2. It’s been suggested that people slept almost sitting up, but the bed length thing denies that, although in some cases it may have been true.

3. Surviving clothes are often small which shows that people were shorter.
A historian friend pointed out to me once that clothes were expensive and generally worn until they wore out. Therefore surviving dresses might have belonged to people who were small and generally their clothes were not wearable by anyone else if they died. Since smaller women might be more likely to die in childbirth, it may often have their dresses surviving.
Women may have also been smaller due to wearing stays which creates an unnaturally small waist.

I can see a few holes in my friend’s hypothesis, but, not being soldiers women’s heights were not recorded. Regardless of the quality of available nutrition, women may have not grown as much simply because they began bearing children younger and that uses a lot of resources.

I make these guesses based on what I learned as a docent and docent trainer. But, I have no proof it is the case.

4. Age may be a factor in looking at the records of heights.  While the findings were based on averages, very young men may have falsified their ages to enter the military. I was looking at pictures of Civil War soldiers and am reminded that until recently, boys went to war quite young and may have been short of the height they would achieve as adults.
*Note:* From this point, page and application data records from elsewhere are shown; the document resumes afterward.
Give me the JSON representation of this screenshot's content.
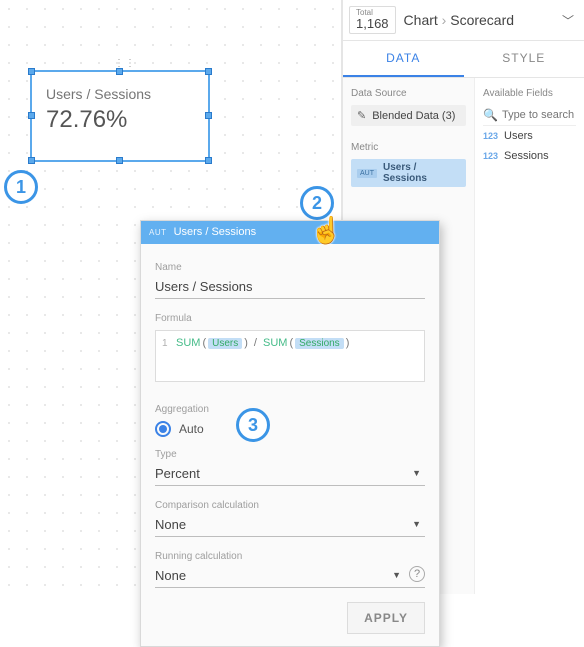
{
  "header": {
    "total_label": "Total",
    "total_value": "1,168",
    "crumb1": "Chart",
    "crumb2": "Scorecard"
  },
  "tabs": {
    "data": "DATA",
    "style": "STYLE"
  },
  "datasource": {
    "label": "Data Source",
    "name": "Blended Data (3)"
  },
  "metric": {
    "label": "Metric",
    "aut": "AUT",
    "name": "Users / Sessions"
  },
  "fields": {
    "label": "Available Fields",
    "search_ph": "Type to search",
    "items": [
      "Users",
      "Sessions"
    ]
  },
  "scorecard": {
    "label": "Users / Sessions",
    "value": "72.76%"
  },
  "badge1": "1",
  "badge2": "2",
  "badge3": "3",
  "popup": {
    "aut": "AUT",
    "title": "Users / Sessions",
    "name_lbl": "Name",
    "name_val": "Users / Sessions",
    "formula_lbl": "Formula",
    "line_no": "1",
    "fn_sum": "SUM",
    "chip_users": "Users",
    "chip_sessions": "Sessions",
    "open": "(",
    "close": ")",
    "slash": "/",
    "agg_lbl": "Aggregation",
    "agg_val": "Auto",
    "type_lbl": "Type",
    "type_val": "Percent",
    "comp_lbl": "Comparison calculation",
    "comp_val": "None",
    "run_lbl": "Running calculation",
    "run_val": "None",
    "help": "?",
    "apply": "APPLY"
  }
}
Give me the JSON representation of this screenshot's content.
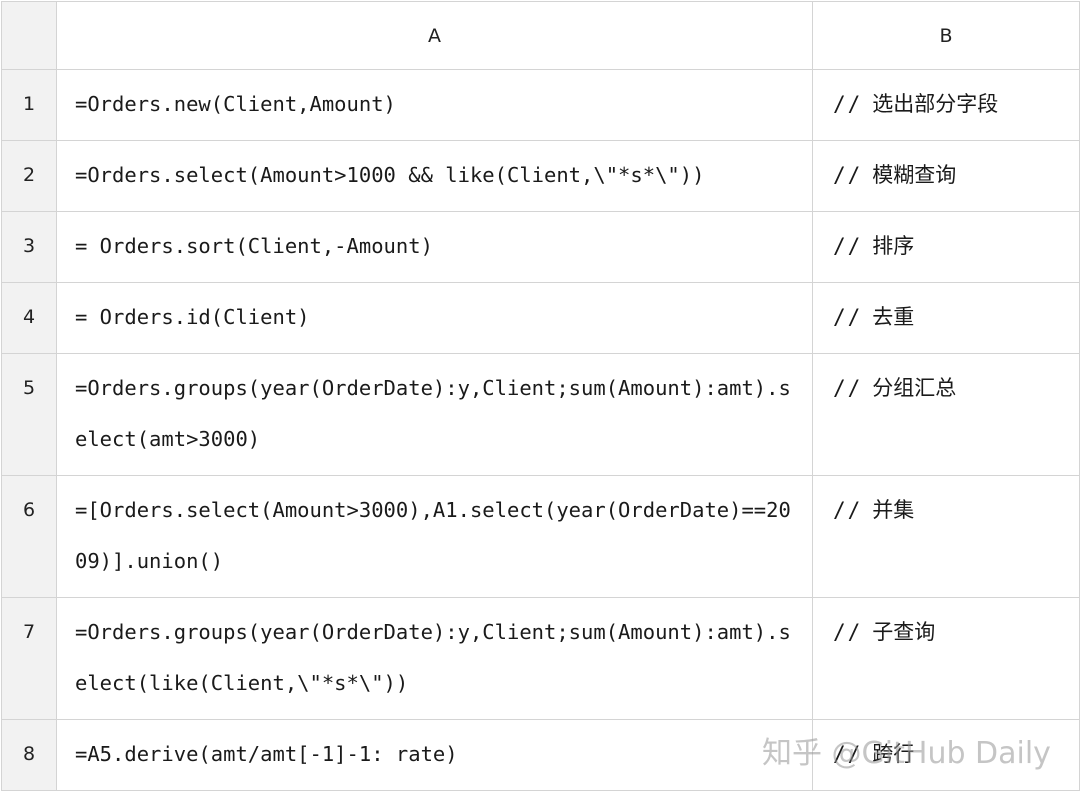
{
  "columns": {
    "a": "A",
    "b": "B"
  },
  "rows": [
    {
      "num": "1",
      "code": "=Orders.new(Client,Amount)",
      "slashes": "//",
      "comment": "选出部分字段"
    },
    {
      "num": "2",
      "code": "=Orders.select(Amount>1000 && like(Client,\\\"*s*\\\"))",
      "slashes": "//",
      "comment": "模糊查询"
    },
    {
      "num": "3",
      "code": "= Orders.sort(Client,-Amount)",
      "slashes": "//",
      "comment": "排序"
    },
    {
      "num": "4",
      "code": "= Orders.id(Client)",
      "slashes": "//",
      "comment": "去重"
    },
    {
      "num": "5",
      "code": "=Orders.groups(year(OrderDate):y,Client;sum(Amount):amt).select(amt>3000)",
      "slashes": "//",
      "comment": "分组汇总"
    },
    {
      "num": "6",
      "code": "=[Orders.select(Amount>3000),A1.select(year(OrderDate)==2009)].union()",
      "slashes": "//",
      "comment": "并集"
    },
    {
      "num": "7",
      "code": "=Orders.groups(year(OrderDate):y,Client;sum(Amount):amt).select(like(Client,\\\"*s*\\\"))",
      "slashes": "//",
      "comment": "子查询"
    },
    {
      "num": "8",
      "code": "=A5.derive(amt/amt[-1]-1: rate)",
      "slashes": "//",
      "comment": "跨行"
    }
  ],
  "watermark": "知乎 @GitHub Daily"
}
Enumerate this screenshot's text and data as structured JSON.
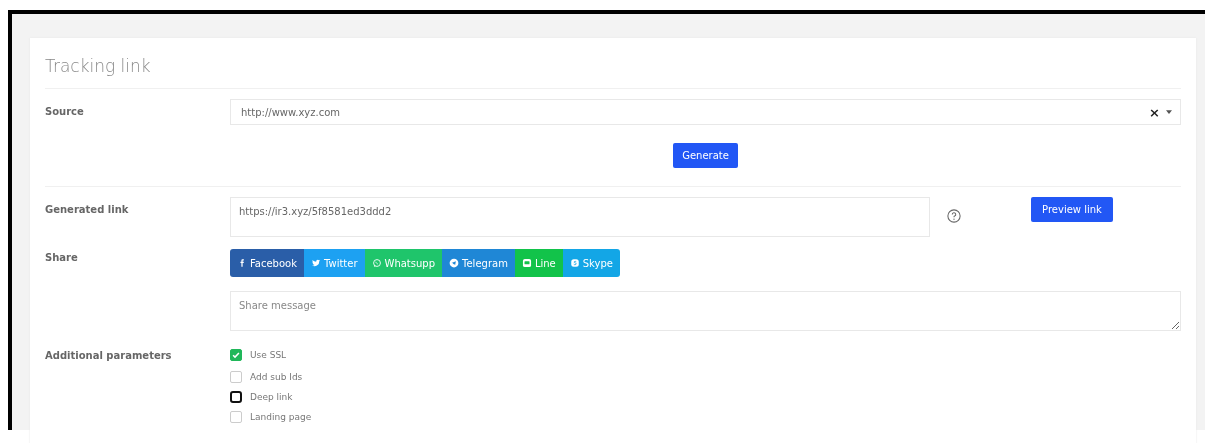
{
  "card": {
    "title": "Tracking link"
  },
  "source": {
    "label": "Source",
    "value": "http://www.xyz.com",
    "clear": "×",
    "button": "Generate"
  },
  "generated": {
    "label": "Generated link",
    "value": "https://ir3.xyz/5f8581ed3ddd2",
    "button": "Preview link"
  },
  "share": {
    "label": "Share",
    "buttons": [
      {
        "kind": "facebook",
        "label": "Facebook",
        "color": "#2a5ea8"
      },
      {
        "kind": "twitter",
        "label": "Twitter",
        "color": "#1da1f2"
      },
      {
        "kind": "whatsapp",
        "label": "Whatsupp",
        "color": "#1fc56b"
      },
      {
        "kind": "telegram",
        "label": "Telegram",
        "color": "#1f87d6"
      },
      {
        "kind": "line",
        "label": "Line",
        "color": "#12c34a"
      },
      {
        "kind": "skype",
        "label": "Skype",
        "color": "#13a6e6"
      }
    ],
    "message_placeholder": "Share message"
  },
  "parameters": {
    "label": "Additional parameters",
    "items": [
      {
        "label": "Use SSL",
        "checked": true,
        "focused": false
      },
      {
        "label": "Add sub Ids",
        "checked": false,
        "focused": false
      },
      {
        "label": "Deep link",
        "checked": false,
        "focused": true
      },
      {
        "label": "Landing page",
        "checked": false,
        "focused": false
      }
    ]
  }
}
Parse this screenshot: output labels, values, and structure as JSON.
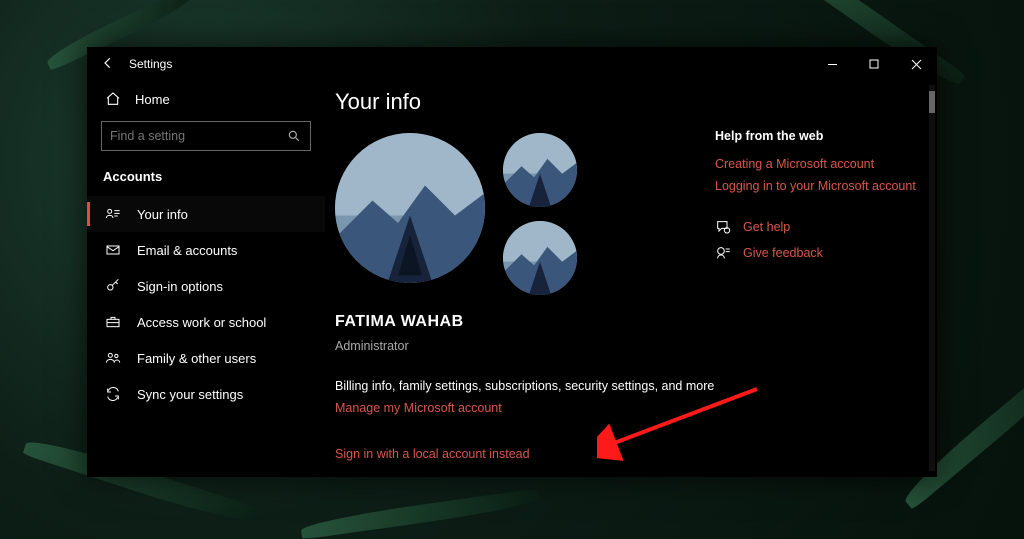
{
  "window": {
    "title": "Settings"
  },
  "sidebar": {
    "home": "Home",
    "search_placeholder": "Find a setting",
    "section": "Accounts",
    "items": [
      {
        "label": "Your info"
      },
      {
        "label": "Email & accounts"
      },
      {
        "label": "Sign-in options"
      },
      {
        "label": "Access work or school"
      },
      {
        "label": "Family & other users"
      },
      {
        "label": "Sync your settings"
      }
    ]
  },
  "page": {
    "title": "Your info",
    "user_name": "FATIMA WAHAB",
    "user_role": "Administrator",
    "billing_text": "Billing info, family settings, subscriptions, security settings, and more",
    "manage_link": "Manage my Microsoft account",
    "local_link": "Sign in with a local account instead"
  },
  "help": {
    "header": "Help from the web",
    "links": [
      "Creating a Microsoft account",
      "Logging in to your Microsoft account"
    ],
    "actions": [
      {
        "label": "Get help"
      },
      {
        "label": "Give feedback"
      }
    ]
  }
}
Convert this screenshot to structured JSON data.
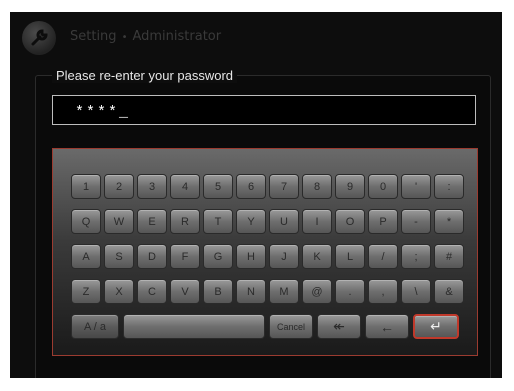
{
  "header": {
    "breadcrumb": [
      "Setting",
      "Administrator"
    ],
    "separator": "•"
  },
  "prompt": "Please re-enter your password",
  "password_display": "****_",
  "keyboard": {
    "rows": [
      [
        "1",
        "2",
        "3",
        "4",
        "5",
        "6",
        "7",
        "8",
        "9",
        "0",
        "'",
        ":"
      ],
      [
        "Q",
        "W",
        "E",
        "R",
        "T",
        "Y",
        "U",
        "I",
        "O",
        "P",
        "-",
        "*"
      ],
      [
        "A",
        "S",
        "D",
        "F",
        "G",
        "H",
        "J",
        "K",
        "L",
        "/",
        ";",
        "#"
      ],
      [
        "Z",
        "X",
        "C",
        "V",
        "B",
        "N",
        "M",
        "@",
        ".",
        ",",
        "\\",
        "&"
      ]
    ],
    "case_toggle": "A / a",
    "space": "",
    "cancel": "Cancel",
    "back_all": "↞",
    "backspace": "←",
    "enter": "↵"
  },
  "colors": {
    "background": "#0d0d0d",
    "enter_border": "#c0392b",
    "keyboard_border": "#9b3b30"
  }
}
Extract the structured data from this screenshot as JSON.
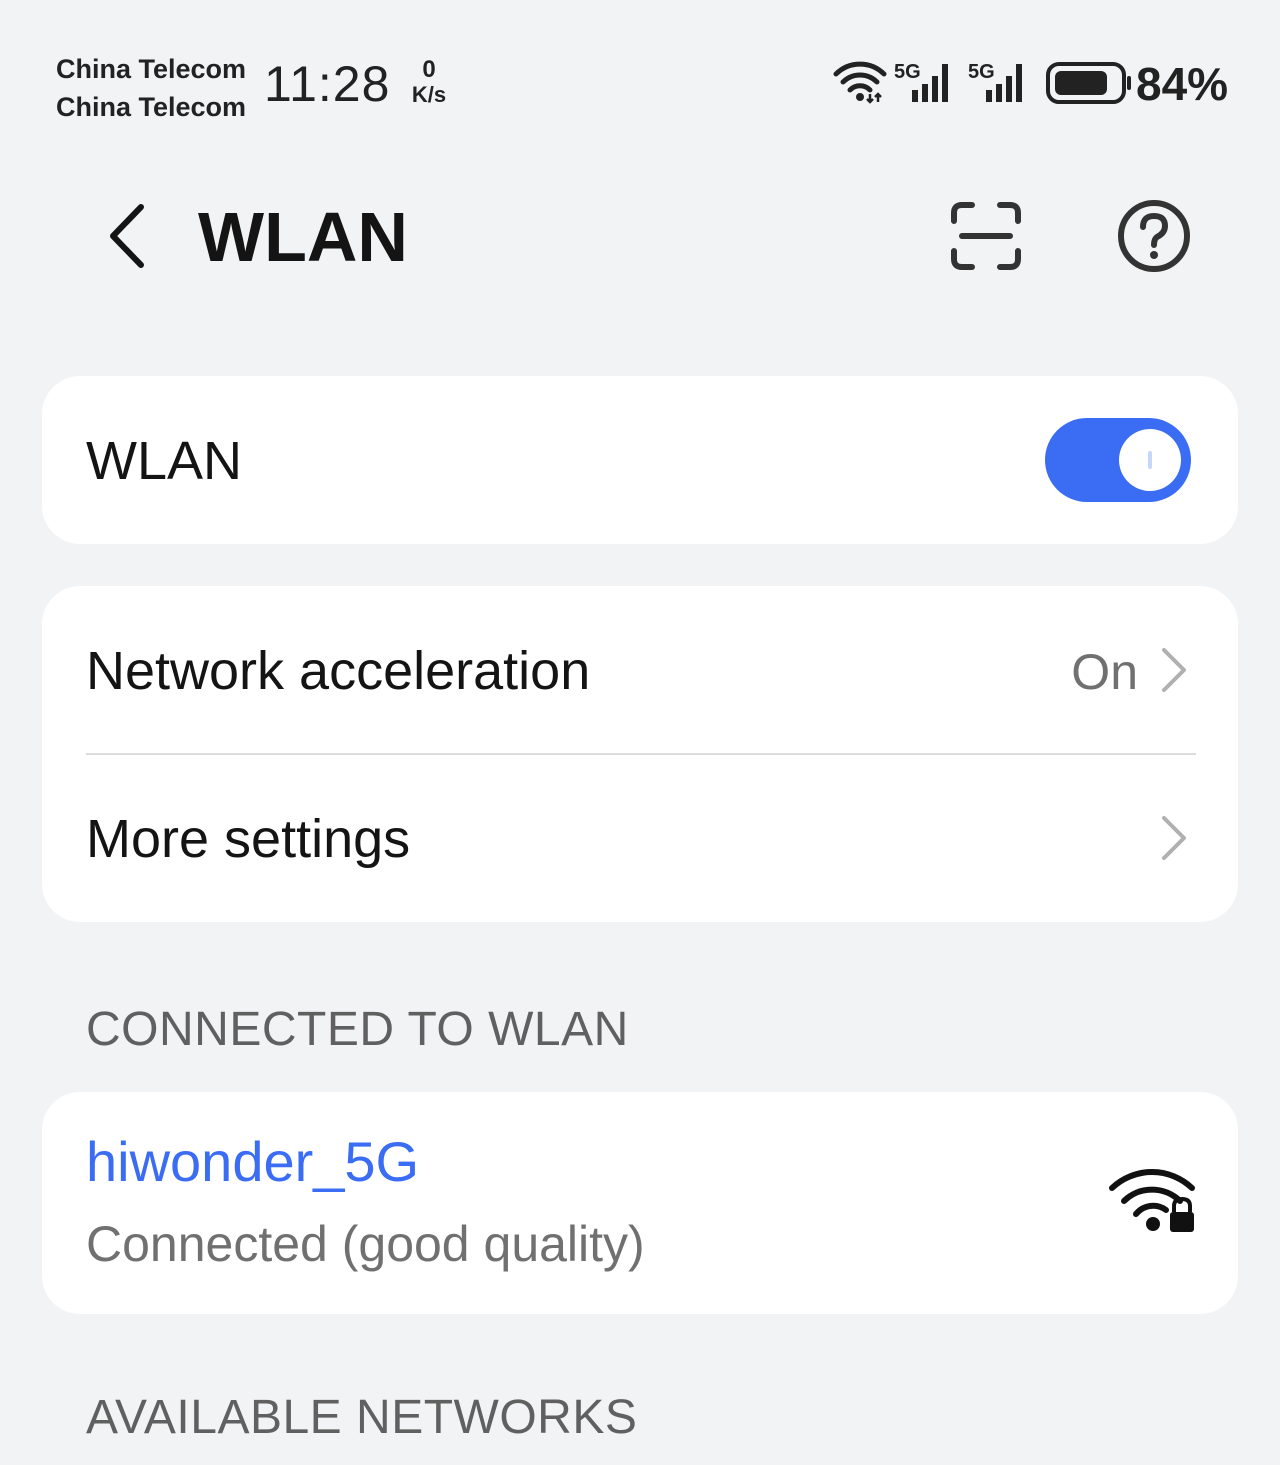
{
  "status_bar": {
    "carrier_1": "China Telecom",
    "carrier_2": "China Telecom",
    "time": "11:28",
    "net_speed_value": "0",
    "net_speed_unit": "K/s",
    "signal_1_label": "5G",
    "signal_2_label": "5G",
    "battery_percent": "84%",
    "battery_level": 0.84,
    "icons": [
      "wifi-icon",
      "signal-5g-icon",
      "signal-5g-icon",
      "battery-icon"
    ]
  },
  "header": {
    "title": "WLAN",
    "back_icon": "chevron-left-icon",
    "actions": [
      "scan-icon",
      "help-icon"
    ]
  },
  "wlan_card": {
    "label": "WLAN",
    "toggle_on": true
  },
  "settings_card": {
    "network_acceleration": {
      "label": "Network acceleration",
      "value": "On"
    },
    "more_settings": {
      "label": "More settings"
    }
  },
  "connected_section": {
    "header": "CONNECTED TO WLAN",
    "network": {
      "ssid": "hiwonder_5G",
      "status": "Connected (good quality)",
      "icon": "wifi-lock-icon"
    }
  },
  "available_section": {
    "header": "AVAILABLE NETWORKS"
  },
  "colors": {
    "accent": "#3a6cf4",
    "background": "#f1f3f5",
    "card": "#ffffff",
    "secondary_text": "#707070"
  }
}
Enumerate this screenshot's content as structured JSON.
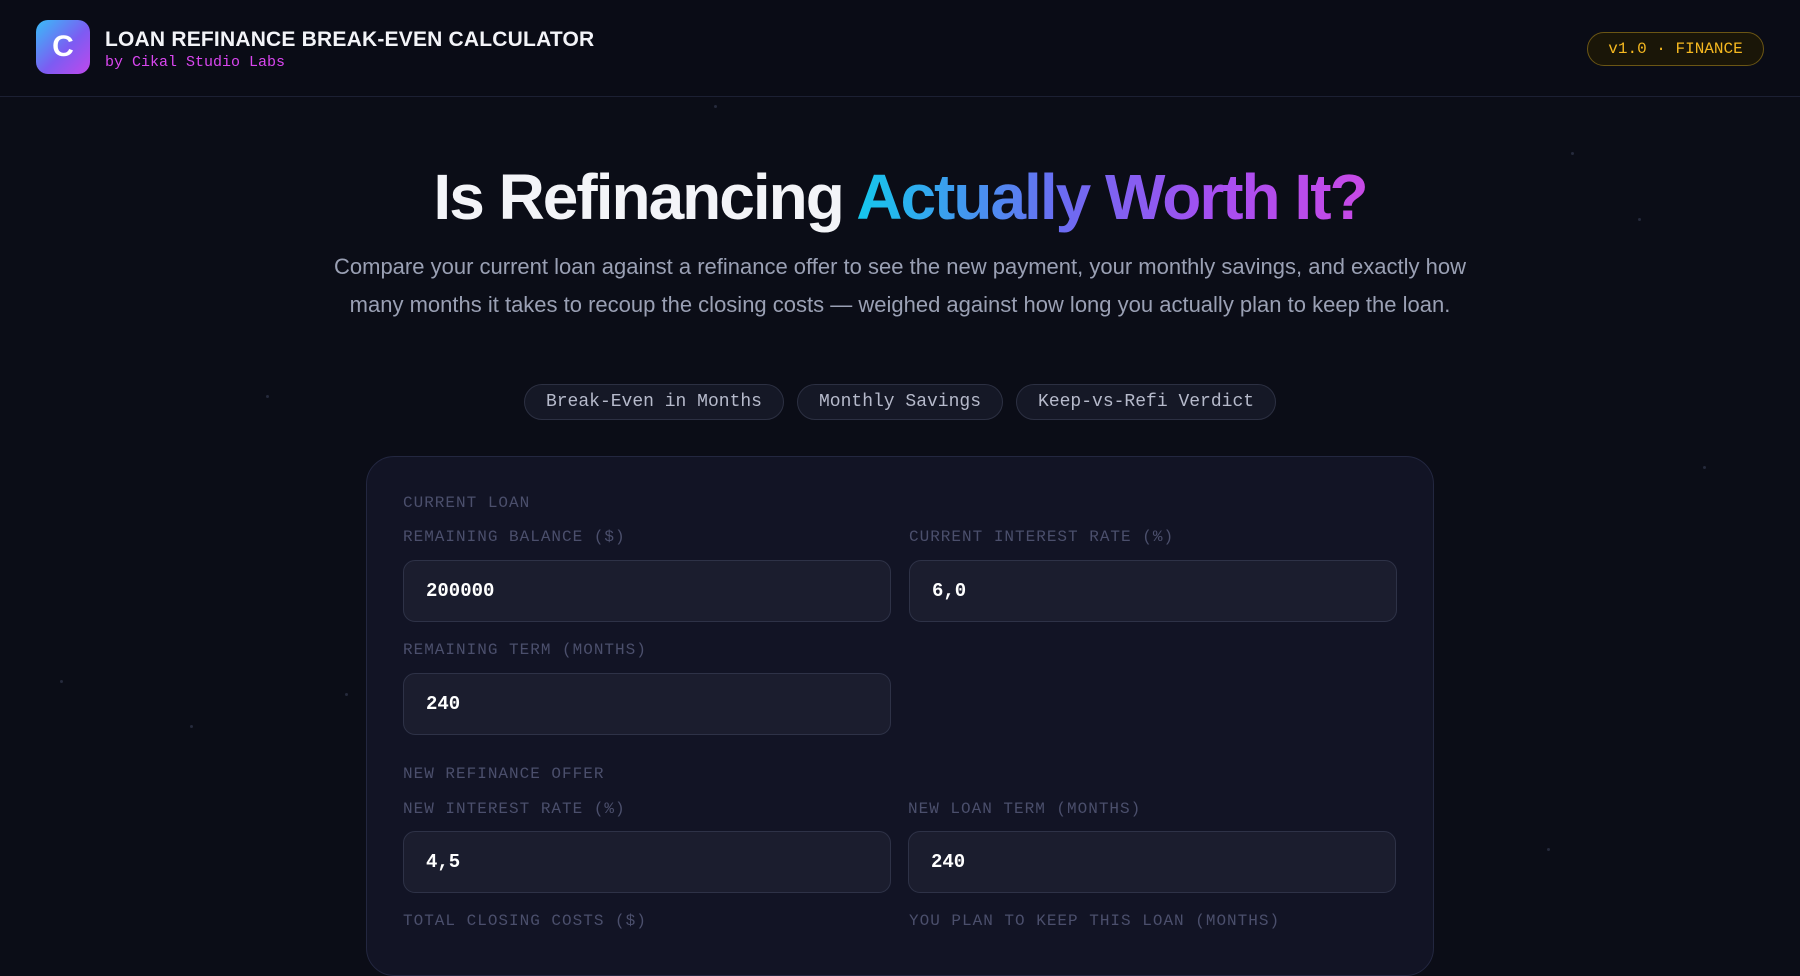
{
  "header": {
    "logo_letter": "C",
    "title": "LOAN REFINANCE BREAK-EVEN CALCULATOR",
    "subtitle": "by Cikal Studio Labs",
    "version_badge": "v1.0 · FINANCE"
  },
  "hero": {
    "title_plain": "Is Refinancing ",
    "title_accent": "Actually Worth It?",
    "description": "Compare your current loan against a refinance offer to see the new payment, your monthly savings, and exactly how many months it takes to recoup the closing costs — weighed against how long you actually plan to keep the loan."
  },
  "chips": [
    "Break-Even in Months",
    "Monthly Savings",
    "Keep-vs-Refi Verdict"
  ],
  "form": {
    "current_loan": {
      "section_label": "CURRENT LOAN",
      "balance_label": "REMAINING BALANCE ($)",
      "balance_value": "200000",
      "rate_label": "CURRENT INTEREST RATE (%)",
      "rate_value": "6,0",
      "term_label": "REMAINING TERM (MONTHS)",
      "term_value": "240"
    },
    "refinance": {
      "section_label": "NEW REFINANCE OFFER",
      "rate_label": "NEW INTEREST RATE (%)",
      "rate_value": "4,5",
      "term_label": "NEW LOAN TERM (MONTHS)",
      "term_value": "240",
      "closing_label": "TOTAL CLOSING COSTS ($)",
      "keep_label": "YOU PLAN TO KEEP THIS LOAN (MONTHS)"
    }
  },
  "colors": {
    "background": "#0b0d17",
    "panel": "#121425",
    "brand_magenta": "#d946ef",
    "badge_gold": "#f5b820",
    "accent_cyan": "#14c8ec",
    "accent_violet": "#a64ef0"
  }
}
In  Stuff and Nonsense, Myths That Should by Now Be History by Mary Miley Theobald in the Colonial Williamsburg Journal, Winter 2008, she says:

Heights varied in the eighteenth century, as they do today. But overall, eighteenth-century people were not dramatically shorter than the twenty-first’s. When Colonial Williamsburg historian Harold Gill compared the average heights of white male soldiers during the Revolutionary War in the 1770s with those serving in the United States Army in the 1950s, the difference was about two-thirds of an inch. Similar studies show similar results: little or no difference. The average height of American males does seem to have been significantly greater—up to two inches—than the average height of European males of the same time, a result ascribed to better nutrition and healthier living conditions in the New World than in the Old.

The Long and the Short of it is that while people may have been slightly shorter, it is unlikely to have been the beds serving as proof, nor do the clothes. Individuals make  assumptions and suppositions, propose them as hypotheses, which are seen as reasonable, and therefore are passed around as probable and likely. After a time, “probable and likely” become “fact.”